Posted by Jonathan Maus ( Publisher/Editor ) on October 25th, 2013 at 10:12 am
Just after 6:00 pm on August 15th, 35-year-old Medford resident Dallas Smith was riding in the bike lane on Main Street in Ashland when he was pulled over by Ashland police officer Steve MacLennan. The offense? Officer MacLennan claimed that Smith was riding his bicycle outside of the bike lane.
“Why are riding on the white line and actually going over into the traffic lane when you have a bike lane here?” the officer asked Smith as he approached him during the traffic stop. When Smith replied that he was avoiding glass and other debris near the curb, which often gives him flats, Ofc. MacLennan dismissively replied. “Nope. No, that doesn’t cut it.”
After issuing the $110 citation, Ofc. MacLennan repeated to Smith that there wasn’t a sufficient amount of debris in the lane to warrant him riding several feet to the left of the curb. As he rode away, Smith asked the officer, “What am I supposed to do up here where there is no bike lane?” “You better ride off to the right then,” Ofc. MacLennan replied.
The entire traffic stop and verbal exchange between the two men was recorded by the officer’s on-board camera and the video was posted on YouTube last week.
This situation brings our attention what is informally referred to as Oregon’s “mandatory sidepath law.” ORS 814.420 is a controversial and often misunderstood law that many people feel we should repeal.
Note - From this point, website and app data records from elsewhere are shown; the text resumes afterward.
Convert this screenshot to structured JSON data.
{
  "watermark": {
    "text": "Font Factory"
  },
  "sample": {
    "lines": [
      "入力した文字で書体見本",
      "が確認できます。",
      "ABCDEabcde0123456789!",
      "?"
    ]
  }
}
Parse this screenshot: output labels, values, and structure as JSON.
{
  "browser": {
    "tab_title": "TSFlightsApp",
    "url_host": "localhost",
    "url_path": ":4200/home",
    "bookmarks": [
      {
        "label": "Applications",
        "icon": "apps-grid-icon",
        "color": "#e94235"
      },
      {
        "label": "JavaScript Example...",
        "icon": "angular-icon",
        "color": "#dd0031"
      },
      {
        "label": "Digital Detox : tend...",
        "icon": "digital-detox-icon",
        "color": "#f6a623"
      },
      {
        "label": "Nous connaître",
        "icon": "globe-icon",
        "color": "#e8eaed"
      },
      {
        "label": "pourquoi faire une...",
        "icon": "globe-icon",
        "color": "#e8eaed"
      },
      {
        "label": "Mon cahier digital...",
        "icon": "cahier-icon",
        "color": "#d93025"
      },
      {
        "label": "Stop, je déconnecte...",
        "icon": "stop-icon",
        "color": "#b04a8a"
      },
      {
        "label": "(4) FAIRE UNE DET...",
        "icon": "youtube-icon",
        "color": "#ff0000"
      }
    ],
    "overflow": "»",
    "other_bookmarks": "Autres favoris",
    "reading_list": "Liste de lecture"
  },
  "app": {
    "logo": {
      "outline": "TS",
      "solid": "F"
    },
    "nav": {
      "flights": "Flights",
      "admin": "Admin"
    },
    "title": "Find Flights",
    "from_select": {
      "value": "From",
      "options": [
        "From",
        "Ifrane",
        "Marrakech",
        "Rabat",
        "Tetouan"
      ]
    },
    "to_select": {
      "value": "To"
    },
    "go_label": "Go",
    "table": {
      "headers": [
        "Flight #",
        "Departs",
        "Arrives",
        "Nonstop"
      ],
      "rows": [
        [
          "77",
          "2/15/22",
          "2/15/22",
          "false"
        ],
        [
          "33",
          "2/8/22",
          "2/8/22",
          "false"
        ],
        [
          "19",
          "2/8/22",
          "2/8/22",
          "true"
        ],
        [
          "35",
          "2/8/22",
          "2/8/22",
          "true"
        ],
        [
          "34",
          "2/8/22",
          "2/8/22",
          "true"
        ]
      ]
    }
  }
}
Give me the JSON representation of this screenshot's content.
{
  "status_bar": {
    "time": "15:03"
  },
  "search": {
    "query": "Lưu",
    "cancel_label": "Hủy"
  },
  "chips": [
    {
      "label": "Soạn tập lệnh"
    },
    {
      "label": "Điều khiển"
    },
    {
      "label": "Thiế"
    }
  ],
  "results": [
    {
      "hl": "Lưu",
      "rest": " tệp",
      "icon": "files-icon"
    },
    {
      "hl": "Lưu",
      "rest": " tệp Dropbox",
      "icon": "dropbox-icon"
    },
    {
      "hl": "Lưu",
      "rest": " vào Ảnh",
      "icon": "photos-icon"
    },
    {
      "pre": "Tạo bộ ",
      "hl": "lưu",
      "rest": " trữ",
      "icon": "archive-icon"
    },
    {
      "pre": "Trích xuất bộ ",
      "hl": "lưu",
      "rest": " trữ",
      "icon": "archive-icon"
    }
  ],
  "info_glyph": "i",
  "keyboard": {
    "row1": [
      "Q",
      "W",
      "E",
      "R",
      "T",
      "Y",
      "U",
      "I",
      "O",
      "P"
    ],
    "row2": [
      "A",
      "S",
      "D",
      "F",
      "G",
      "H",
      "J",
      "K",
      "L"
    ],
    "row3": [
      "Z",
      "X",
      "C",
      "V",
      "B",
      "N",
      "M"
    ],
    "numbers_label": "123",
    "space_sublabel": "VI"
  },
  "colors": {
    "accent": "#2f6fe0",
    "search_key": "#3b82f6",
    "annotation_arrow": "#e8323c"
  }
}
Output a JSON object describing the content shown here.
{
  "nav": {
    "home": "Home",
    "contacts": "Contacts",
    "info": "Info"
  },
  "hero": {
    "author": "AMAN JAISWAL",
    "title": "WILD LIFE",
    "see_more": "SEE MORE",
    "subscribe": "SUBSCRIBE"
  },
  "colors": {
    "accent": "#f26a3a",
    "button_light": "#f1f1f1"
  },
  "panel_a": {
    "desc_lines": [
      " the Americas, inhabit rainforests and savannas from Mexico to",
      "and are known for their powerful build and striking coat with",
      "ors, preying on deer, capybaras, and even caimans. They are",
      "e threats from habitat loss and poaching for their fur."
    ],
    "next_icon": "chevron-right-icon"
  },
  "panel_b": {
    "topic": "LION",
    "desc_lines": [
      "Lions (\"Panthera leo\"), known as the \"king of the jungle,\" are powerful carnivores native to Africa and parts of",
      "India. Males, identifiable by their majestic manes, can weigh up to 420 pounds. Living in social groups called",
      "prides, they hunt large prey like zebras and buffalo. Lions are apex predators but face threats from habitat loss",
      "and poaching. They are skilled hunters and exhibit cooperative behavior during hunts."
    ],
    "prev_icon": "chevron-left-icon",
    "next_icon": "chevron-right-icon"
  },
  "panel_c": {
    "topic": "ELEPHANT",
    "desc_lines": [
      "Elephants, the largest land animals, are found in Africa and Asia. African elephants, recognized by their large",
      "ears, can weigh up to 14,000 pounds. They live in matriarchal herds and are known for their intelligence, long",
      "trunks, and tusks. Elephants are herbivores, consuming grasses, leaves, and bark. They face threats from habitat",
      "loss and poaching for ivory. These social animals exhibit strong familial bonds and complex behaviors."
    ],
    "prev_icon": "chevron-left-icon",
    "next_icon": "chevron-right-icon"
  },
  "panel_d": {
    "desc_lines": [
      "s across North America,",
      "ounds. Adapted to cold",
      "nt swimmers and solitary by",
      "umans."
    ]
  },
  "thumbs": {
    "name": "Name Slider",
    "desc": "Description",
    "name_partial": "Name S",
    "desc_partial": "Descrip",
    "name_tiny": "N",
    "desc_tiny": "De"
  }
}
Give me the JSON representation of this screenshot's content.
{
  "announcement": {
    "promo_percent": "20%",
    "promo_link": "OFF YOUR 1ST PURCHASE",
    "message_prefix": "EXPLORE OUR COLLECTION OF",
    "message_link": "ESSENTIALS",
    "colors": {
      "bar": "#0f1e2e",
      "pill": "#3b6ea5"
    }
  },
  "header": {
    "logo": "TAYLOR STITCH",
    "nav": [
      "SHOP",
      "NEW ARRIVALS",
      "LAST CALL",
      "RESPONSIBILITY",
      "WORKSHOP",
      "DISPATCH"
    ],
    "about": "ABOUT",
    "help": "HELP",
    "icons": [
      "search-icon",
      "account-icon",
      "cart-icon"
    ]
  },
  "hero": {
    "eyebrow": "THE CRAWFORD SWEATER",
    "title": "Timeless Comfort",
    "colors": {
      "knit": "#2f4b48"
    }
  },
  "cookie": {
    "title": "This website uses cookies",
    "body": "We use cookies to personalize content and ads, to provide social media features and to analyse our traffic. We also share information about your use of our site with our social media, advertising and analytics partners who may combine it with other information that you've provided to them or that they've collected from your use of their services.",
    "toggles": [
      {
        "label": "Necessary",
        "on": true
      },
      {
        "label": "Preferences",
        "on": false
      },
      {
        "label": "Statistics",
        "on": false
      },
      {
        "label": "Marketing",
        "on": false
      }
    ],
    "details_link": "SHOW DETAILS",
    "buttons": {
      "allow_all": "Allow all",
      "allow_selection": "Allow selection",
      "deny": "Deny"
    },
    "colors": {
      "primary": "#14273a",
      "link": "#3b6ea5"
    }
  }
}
The League of American Bicyclists even cited it as one of the reasons Oregon doesn’t rank higher in their Bike Friendly State rankings.
In a nutshell, the law says if there’s a bike lane on the road, you must ride in it. There are exceptions of course; but as we see in this case, a rider and a police officer might disagree on when they come into play. (For more on 814.420, browse our archives.)
It’s a law that Dallas Smith now knows all too well. I’ve emailed with him to learn more about what happened. He said when he got stopped he was biking to Southern Oregon University in Ashland, where he works in the IT department as a software developer.
Smith also said he had a court date to challenge the ticket last Tuesday, but Ofc. MacLennan couldn’t make it so it has been pushed back to January 14th.
At this point, Smith doesn’t have a lawyer so he’s been gleaning advice from friends via Facebook.
“It has been interesting to see people’s response on this,” he wrote to me last night. “Most people seem to feel the same way about it as I do and the cop did not handle the situation in a professional manner.”
The thing is I am not against bike lanes and always ride in them when I don’t consider there to be a hazard. You can even see right before the cop pulled me over I had moved back into the middle of the bike lane.”
The southern Oregon bike advocate who forwarded this video to us said Smith is simply the “victim of an anti bicycle zealot.”
You can watch the video yourself and come to your own conclusion. And if you have input for Smith as he prepares his case for traffic court, he’s all ears.